No one decided that it was the only measure. People looked at the progression of math concepts that were taught — algebra, geometry, trigonometry, calculus — and set the standard on the most introductory of the math skills. Students who come into college not knowing algebra are totally screwed if they want to enter any STEM field, but even if they’re doing a non-STEM major, I’d argue that everyone ought to have that minimal level of math literacy.
I don’t see the problem here. If “relevance to their course of study” is the standard, I could see biology majors insisting that they don’t need to know psychology or literature (they’d be wrong). A college degree should not be a narrow certificate that says you’ve been exposed to a thin slice of knowledge, but here we are, arguing that it’s all about getting a job.
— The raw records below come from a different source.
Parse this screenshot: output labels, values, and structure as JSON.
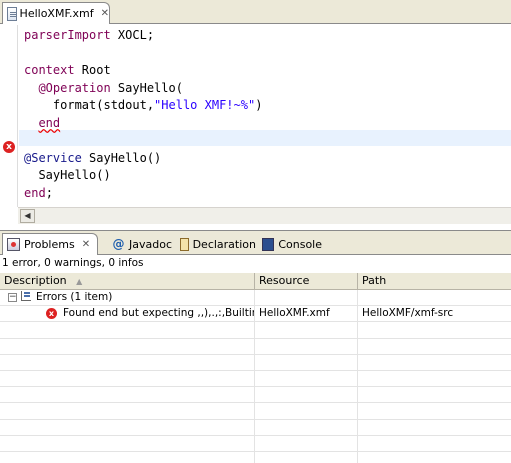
{
  "editor": {
    "tab": {
      "label": "HelloXMF.xmf",
      "close": "✕"
    },
    "lines": [
      [
        {
          "t": "parserImport",
          "c": "kw"
        },
        {
          "t": " XOCL;",
          "c": ""
        }
      ],
      [],
      [
        {
          "t": "context",
          "c": "kw"
        },
        {
          "t": " Root",
          "c": ""
        }
      ],
      [
        {
          "t": "  ",
          "c": ""
        },
        {
          "t": "@Operation",
          "c": "purple"
        },
        {
          "t": " SayHello(",
          "c": ""
        }
      ],
      [
        {
          "t": "    format(stdout,",
          "c": ""
        },
        {
          "t": "\"Hello XMF!~%\"",
          "c": "str"
        },
        {
          "t": ")",
          "c": ""
        }
      ],
      [
        {
          "t": "  ",
          "c": ""
        },
        {
          "t": "end",
          "c": "kw err"
        }
      ],
      [],
      [
        {
          "t": "@Service",
          "c": "navy"
        },
        {
          "t": " SayHello()",
          "c": ""
        }
      ],
      [
        {
          "t": "  SayHello()",
          "c": ""
        }
      ],
      [
        {
          "t": "end",
          "c": "kw"
        },
        {
          "t": ";",
          "c": ""
        }
      ]
    ],
    "error_marker": "x",
    "scroll_left": "◀"
  },
  "panel": {
    "tabs": [
      {
        "label": "Problems",
        "icon": "problems-icon",
        "close": "✕"
      },
      {
        "label": "Javadoc",
        "icon": "javadoc-icon",
        "glyph": "@"
      },
      {
        "label": "Declaration",
        "icon": "declaration-icon"
      },
      {
        "label": "Console",
        "icon": "console-icon"
      }
    ],
    "summary": "1 error, 0 warnings, 0 infos",
    "columns": [
      "Description",
      "Resource",
      "Path"
    ],
    "sort_arrow": "▲",
    "group": {
      "expander": "−",
      "label": "Errors (1 item)"
    },
    "error": {
      "description": "Found end but expecting ,,),.,:,Builtin(E",
      "resource": "HelloXMF.xmf",
      "path": "HelloXMF/xmf-src"
    }
  }
}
A lot of students in California community colleges are hoping to prepare for a four-year college. What are you hearing from the four-year institutions? Are they at ease with you dropping the requirement? Or would they then make the students take the same algebra course they’re not taking at community college?
This question is being raised at all levels of higher education — the university level as well as the community college level. There’s a great body of research that’s informing this discussion, much of it coming from some of our top universities, like the Dana Center at the University of Texas, or the Carnegie Foundation. So there’s a lot of research behind this and I think more and more of our public and private university partners are delving into this question of what is the right level of math depending on which major a student is pursuing.
Look. We get transfer students from community colleges at my university all the time. They do not and should not get a free pass on courses that our full four year students have to take — we don’t set standards arbitrarily. They need to take certain lower level courses because they’ll need those skills in upper level courses. If the community colleges set lower standards, it just means that they’ll have wasted two years as the four year colleges tell all those students entering in their third year that sorry, you have to go back and take all these courses your CC decided were unnecessary.
In a perfect world, students would learn algebra in high school; students who struggled or were not mature enough to engage in disciplined learning (which is a real problem) would attend a CC to get the prep they missed in high school, and the four year colleges would be able to assume a basic skill set on all entering students. If CCs are going to punt, what next? Do we just get unprepared students who enter college with 60 credits of unchallenging courses that do not prepare them all for the major curriculum?
And there are people writing about concepts of numeracy that may be different from what people have been teaching all this time. Do you have in mind a curriculum that would be more useful than intermediate algebra?
We are piloting different math pathways within our community colleges. We’re working with our university partners at CSU and the UC, trying to ensure that we can align these courses to best prepare our students to succeed in majors. And if you think about it, you think about the use of statistics not only for a social science major but for every U.S. citizen. This is a skill that we should have all of our students have with them because this affects them in their daily life.
I kind of agree with this — I would like to see more statistics-literacy in the general public. But this is a proposal to increase the amount of math students should know, and I don’t know how you teach statistics to students who can’t comprehend algebra. Again, there seems to be a relevance argument lurking here — if statistics awareness is good for every U.S. citizen, how can you suggest that art majors have no need of algebra? I want to see some minimal expectations for numeracy and literacy, and we don’t get there by trying to second-guess whether a student will ever find a particular fundamental skill “useful”. You just don’t know.